Council adopted a motion for the City to recognize the D-Day tribute campaign that is commemorating Canada’s fallen soldiers of the Second World War with markers on the grounds of Juno Beach Centre in Normandy, France – one marker for every Canadian who died on D-Day (June 6, 1944). The City of Toronto is sponsoring and covering the cost of 22 tribute markers for fallen soldiers from Toronto and the Toronto area who had not yet been sponsored.

Toronto’s use of paid-duty officers

Council voted to ask the Government of Ontario to give Toronto the flexibility under the Ontario Highway Traffic Act to use peace officers rather than being required to hire off-duty police officers to direct traffic. Council also decided to review the use of paid-duty officers for celebrations, festivals and other special events in Toronto, with the intention of reducing costs for event organizers.

Transitional housing initiative

Council approved funding for repairs to a Toronto Community Housing property to make it suitable as transitional housing for young women who are victims of sexual exploitation and human trafficking. The housing, a first for Toronto, will be managed and operated by a service agency without any operating subsidy from the City.

Lead in drinking water

Council supported a motion calling for comprehensive updates/reports from staff on the issue of lead in Toronto’s drinking water and including, for example, recommendations from the Medical Officer of Health on ways to improve the City’s Lead in Drinking Water Mitigation Strategy from a public health perspective. The reports are also to address what additional measures can be pursued to encourage the replacement of water pipes made of lead that remain in thousands of Toronto homes built before the 1950s.

Low water pressure

Council adopted a motion asking the General Manager of Toronto Water to review and report on the policy for emergency replacement of home water services that have low flow – and to assess the financial and operational impact of redefining low flow from taps as anything less than 15 litres per minute. The current minimum flow threshold is seven litres a minute to qualify for emergency water service replacement by the City. The motion notes that many residents are complaining about low water pressure and are unable to afford to pay for upgrades on their own.

Watercourse management plan
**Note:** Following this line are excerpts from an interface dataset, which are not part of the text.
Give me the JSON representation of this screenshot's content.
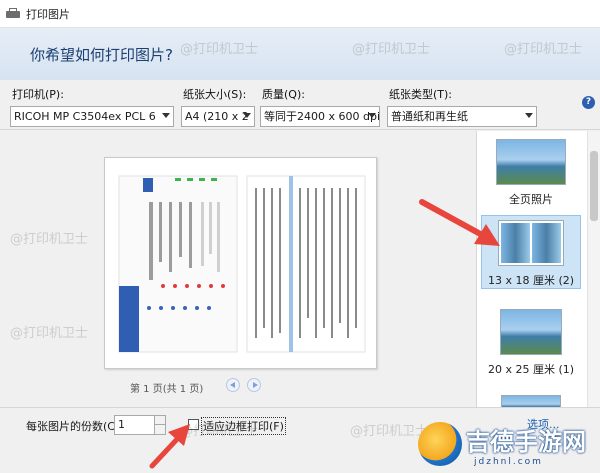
{
  "window": {
    "title": "打印图片"
  },
  "header": {
    "heading": "你希望如何打印图片?"
  },
  "controls": {
    "printer": {
      "label": "打印机(P):",
      "value": "RICOH MP C3504ex PCL 6"
    },
    "paper_size": {
      "label": "纸张大小(S):",
      "value": "A4 (210 x 2"
    },
    "quality": {
      "label": "质量(Q):",
      "value": "等同于2400 x 600 dpi"
    },
    "paper_type": {
      "label": "纸张类型(T):",
      "value": "普通纸和再生纸"
    }
  },
  "preview": {
    "page_indicator": "第 1 页(共 1 页)"
  },
  "layouts": [
    {
      "label": "全页照片",
      "selected": false
    },
    {
      "label": "13 x 18 厘米 (2)",
      "selected": true
    },
    {
      "label": "20 x 25 厘米 (1)",
      "selected": false
    }
  ],
  "footer": {
    "copies_label": "每张图片的份数(C):",
    "copies_value": "1",
    "fit_label": "适应边框打印(F)",
    "fit_checked": false,
    "options_label": "选项..."
  },
  "watermark_text": "@打印机卫士",
  "logo": {
    "title": "吉德手游网",
    "domain": "jdzhnl.com"
  },
  "colors": {
    "header_bg": "#dde8f4",
    "heading": "#1c3f72",
    "selection": "#cde4f7",
    "annotation_arrow": "#e8453c"
  }
}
Council confirmed a set of principles for Toronto’s watercourse management. The principles include direction on erosion control and erosion damage involving both public and private property. The Toronto and Region Conservation Authority is responsible for assessing erosion hazards affecting private property and for taking steps to protect public safety. City divisions with facilities or infrastructure affected by erosion are to collaborate where appropriate in providing and paying for the necessary erosion control.

Park renamed to honour Barbara Hall

Council approved the renaming of the downtown Cawthra Square Park to Barbara Hall Park. A former Toronto mayor and councillor, Barbara Hall is currently chief commissioner of the Ontario Human Rights Commission. She has been a champion of human rights for almost 40 years and recently launched changes to the Ontario Human Rights Code prohibiting discrimination based on gender identity/expression.

Active transportation initiative

Council showed its support for Toronto Public Health’s work on an initiative that is promoting active transportation by identifying certain Toronto communities’ needs and preferences for pedestrian and cycling infrastructure. Council adopted recommendations such as directing Transportation Services staff to look into ways to improve road safety and access for cyclists and pedestrians travelling to and from Black Creek Community Farm.

Promotion of City’s golf courses

Council approved the introduction of a golf marketing incentive to encourage greater use of the City’s five public golf courses during underutilized periods, as well as to promote new and repeat participation. Parks, Forestry and Recreation, which runs the golf courses, will sell golf packages and coupons as incentives.